[Exercise materials]:
╭──

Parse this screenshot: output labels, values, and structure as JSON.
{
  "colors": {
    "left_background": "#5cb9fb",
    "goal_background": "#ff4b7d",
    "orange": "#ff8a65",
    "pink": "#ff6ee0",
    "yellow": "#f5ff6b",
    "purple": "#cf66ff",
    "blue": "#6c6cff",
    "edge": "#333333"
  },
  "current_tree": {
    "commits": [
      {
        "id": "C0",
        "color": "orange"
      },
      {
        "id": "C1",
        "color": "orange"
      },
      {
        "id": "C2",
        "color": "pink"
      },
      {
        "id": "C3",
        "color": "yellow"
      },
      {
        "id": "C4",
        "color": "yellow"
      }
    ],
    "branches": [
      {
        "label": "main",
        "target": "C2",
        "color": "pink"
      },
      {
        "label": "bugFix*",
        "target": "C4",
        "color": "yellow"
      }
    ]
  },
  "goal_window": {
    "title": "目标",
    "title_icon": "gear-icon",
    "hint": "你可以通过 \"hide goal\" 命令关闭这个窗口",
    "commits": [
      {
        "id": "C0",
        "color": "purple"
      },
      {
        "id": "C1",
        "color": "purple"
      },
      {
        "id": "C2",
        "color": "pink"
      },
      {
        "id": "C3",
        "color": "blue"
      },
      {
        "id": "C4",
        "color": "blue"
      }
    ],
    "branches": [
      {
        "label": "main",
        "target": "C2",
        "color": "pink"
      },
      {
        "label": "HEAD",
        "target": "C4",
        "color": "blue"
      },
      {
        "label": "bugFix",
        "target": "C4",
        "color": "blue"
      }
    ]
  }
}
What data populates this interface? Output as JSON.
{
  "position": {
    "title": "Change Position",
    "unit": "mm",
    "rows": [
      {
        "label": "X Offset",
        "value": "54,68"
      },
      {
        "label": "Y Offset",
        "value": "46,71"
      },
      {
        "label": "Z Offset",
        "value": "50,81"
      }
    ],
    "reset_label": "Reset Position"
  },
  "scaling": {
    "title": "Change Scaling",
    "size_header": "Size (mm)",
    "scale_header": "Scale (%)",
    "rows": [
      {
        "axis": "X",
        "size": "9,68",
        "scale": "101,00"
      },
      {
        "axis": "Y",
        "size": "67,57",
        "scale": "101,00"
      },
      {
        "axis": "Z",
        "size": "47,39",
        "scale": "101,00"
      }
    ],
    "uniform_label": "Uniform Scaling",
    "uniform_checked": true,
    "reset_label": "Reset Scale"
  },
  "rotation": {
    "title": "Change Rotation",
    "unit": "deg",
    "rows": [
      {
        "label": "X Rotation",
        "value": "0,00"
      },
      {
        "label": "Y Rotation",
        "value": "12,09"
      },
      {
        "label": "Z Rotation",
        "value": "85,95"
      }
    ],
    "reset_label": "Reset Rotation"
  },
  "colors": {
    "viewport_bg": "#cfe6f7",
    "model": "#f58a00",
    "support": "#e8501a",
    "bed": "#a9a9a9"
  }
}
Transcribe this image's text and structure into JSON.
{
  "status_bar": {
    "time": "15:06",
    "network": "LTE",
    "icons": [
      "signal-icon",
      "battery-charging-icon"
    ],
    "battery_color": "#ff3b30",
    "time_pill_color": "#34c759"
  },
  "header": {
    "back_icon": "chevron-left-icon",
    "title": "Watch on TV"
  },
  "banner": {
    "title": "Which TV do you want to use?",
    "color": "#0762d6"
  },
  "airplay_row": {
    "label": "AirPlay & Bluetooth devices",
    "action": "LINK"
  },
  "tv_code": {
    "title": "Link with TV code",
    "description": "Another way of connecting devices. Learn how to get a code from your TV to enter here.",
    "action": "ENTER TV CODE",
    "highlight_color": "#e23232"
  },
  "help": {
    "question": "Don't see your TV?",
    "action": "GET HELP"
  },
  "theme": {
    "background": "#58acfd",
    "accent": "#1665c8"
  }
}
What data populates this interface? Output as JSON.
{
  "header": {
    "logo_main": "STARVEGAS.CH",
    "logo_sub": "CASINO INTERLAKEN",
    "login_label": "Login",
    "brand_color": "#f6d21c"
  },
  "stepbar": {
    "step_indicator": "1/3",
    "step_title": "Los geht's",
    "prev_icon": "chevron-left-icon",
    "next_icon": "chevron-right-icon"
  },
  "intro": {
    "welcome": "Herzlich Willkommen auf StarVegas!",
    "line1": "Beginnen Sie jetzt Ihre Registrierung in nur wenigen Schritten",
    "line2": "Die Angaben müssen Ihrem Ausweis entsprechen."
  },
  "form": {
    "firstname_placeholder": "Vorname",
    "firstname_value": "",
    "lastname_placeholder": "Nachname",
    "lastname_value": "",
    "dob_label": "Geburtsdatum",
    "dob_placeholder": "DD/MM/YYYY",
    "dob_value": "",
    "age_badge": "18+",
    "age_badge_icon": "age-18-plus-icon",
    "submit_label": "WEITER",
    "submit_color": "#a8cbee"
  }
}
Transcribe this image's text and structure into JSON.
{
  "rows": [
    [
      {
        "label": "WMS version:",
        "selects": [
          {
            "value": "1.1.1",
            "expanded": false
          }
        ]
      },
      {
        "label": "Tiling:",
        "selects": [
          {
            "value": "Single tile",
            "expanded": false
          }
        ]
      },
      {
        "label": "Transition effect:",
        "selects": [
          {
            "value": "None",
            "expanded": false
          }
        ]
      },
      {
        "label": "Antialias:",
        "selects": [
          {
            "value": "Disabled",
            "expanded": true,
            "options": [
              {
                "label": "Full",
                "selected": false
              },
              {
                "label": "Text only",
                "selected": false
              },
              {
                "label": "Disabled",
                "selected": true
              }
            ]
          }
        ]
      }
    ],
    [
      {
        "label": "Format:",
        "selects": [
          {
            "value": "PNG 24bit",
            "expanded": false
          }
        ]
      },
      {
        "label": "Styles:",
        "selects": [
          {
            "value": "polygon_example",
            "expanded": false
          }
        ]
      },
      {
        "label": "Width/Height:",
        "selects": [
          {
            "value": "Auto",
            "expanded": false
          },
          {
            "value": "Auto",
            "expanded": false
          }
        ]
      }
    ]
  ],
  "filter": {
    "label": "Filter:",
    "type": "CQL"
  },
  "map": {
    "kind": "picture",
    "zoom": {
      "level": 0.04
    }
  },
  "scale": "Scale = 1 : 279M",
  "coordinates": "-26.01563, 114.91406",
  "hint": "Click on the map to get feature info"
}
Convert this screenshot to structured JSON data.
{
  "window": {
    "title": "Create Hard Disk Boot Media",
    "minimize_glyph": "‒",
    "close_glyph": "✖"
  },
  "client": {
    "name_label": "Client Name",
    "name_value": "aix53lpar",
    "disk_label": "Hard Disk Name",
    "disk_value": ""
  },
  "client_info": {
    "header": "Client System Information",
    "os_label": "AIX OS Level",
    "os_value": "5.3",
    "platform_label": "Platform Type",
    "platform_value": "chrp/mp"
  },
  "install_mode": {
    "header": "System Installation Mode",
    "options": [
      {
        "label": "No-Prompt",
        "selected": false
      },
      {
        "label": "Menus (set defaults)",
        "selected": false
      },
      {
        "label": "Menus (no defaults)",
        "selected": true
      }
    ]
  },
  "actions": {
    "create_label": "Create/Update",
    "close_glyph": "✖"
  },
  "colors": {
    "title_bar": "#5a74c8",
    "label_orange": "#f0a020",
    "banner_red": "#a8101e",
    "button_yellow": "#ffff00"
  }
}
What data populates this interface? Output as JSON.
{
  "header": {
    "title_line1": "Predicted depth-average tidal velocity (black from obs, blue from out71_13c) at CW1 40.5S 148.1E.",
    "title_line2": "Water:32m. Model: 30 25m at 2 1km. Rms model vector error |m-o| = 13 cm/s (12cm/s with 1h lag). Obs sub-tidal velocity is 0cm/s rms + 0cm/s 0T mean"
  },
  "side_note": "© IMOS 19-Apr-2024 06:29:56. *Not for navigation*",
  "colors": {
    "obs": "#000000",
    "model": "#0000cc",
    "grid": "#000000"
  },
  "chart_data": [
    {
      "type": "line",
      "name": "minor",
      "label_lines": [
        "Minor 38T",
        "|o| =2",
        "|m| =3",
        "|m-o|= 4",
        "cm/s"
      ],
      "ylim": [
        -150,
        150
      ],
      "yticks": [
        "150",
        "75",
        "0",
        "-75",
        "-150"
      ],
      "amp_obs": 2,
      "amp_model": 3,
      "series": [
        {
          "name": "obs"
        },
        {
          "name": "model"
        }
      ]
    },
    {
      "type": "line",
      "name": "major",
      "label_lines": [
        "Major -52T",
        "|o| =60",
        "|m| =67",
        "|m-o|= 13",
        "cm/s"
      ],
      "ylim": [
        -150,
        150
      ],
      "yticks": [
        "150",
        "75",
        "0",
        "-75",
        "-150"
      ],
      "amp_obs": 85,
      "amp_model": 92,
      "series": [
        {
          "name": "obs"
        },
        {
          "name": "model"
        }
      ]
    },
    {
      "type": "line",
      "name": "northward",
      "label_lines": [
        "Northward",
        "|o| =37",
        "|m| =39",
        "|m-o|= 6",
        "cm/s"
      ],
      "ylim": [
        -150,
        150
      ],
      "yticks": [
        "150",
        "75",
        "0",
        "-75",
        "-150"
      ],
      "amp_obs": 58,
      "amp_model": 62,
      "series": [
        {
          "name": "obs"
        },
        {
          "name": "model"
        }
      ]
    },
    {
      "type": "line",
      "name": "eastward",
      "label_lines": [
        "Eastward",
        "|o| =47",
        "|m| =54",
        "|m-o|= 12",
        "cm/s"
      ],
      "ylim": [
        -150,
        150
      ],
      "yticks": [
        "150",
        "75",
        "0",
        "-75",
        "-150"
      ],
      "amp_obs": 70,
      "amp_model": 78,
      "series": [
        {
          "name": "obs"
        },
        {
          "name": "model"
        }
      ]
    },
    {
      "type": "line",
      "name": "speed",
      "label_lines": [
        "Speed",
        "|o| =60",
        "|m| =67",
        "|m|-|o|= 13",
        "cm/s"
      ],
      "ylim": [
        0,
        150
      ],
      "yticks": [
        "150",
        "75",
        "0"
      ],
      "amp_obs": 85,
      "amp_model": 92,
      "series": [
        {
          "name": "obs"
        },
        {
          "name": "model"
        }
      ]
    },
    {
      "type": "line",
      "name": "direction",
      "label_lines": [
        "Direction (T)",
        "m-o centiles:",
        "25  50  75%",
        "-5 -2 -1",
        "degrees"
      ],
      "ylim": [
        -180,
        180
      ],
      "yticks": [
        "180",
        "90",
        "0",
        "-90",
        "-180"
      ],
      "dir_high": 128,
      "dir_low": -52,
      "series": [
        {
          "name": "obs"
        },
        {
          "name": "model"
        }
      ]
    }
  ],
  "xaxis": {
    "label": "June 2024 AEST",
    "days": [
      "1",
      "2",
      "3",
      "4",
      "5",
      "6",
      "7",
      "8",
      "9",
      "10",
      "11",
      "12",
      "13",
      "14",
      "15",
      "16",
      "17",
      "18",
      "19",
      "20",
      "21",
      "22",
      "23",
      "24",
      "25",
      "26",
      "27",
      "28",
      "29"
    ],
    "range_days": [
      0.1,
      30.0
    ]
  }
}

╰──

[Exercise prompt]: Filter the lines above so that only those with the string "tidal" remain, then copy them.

[Solution to the exercise]:
    "title_line1": "Predicted depth-average tidal velocity (black from obs, blue from out71_13c) at CW1 40.5S 148.1E.",
    "title_line2": "Water:32m. Model: 30 25m at 2 1km. Rms model vector error |m-o| = 13 cm/s (12cm/s with 1h lag). Obs sub-tidal velocity is 0cm/s rms + 0cm/s 0T mean"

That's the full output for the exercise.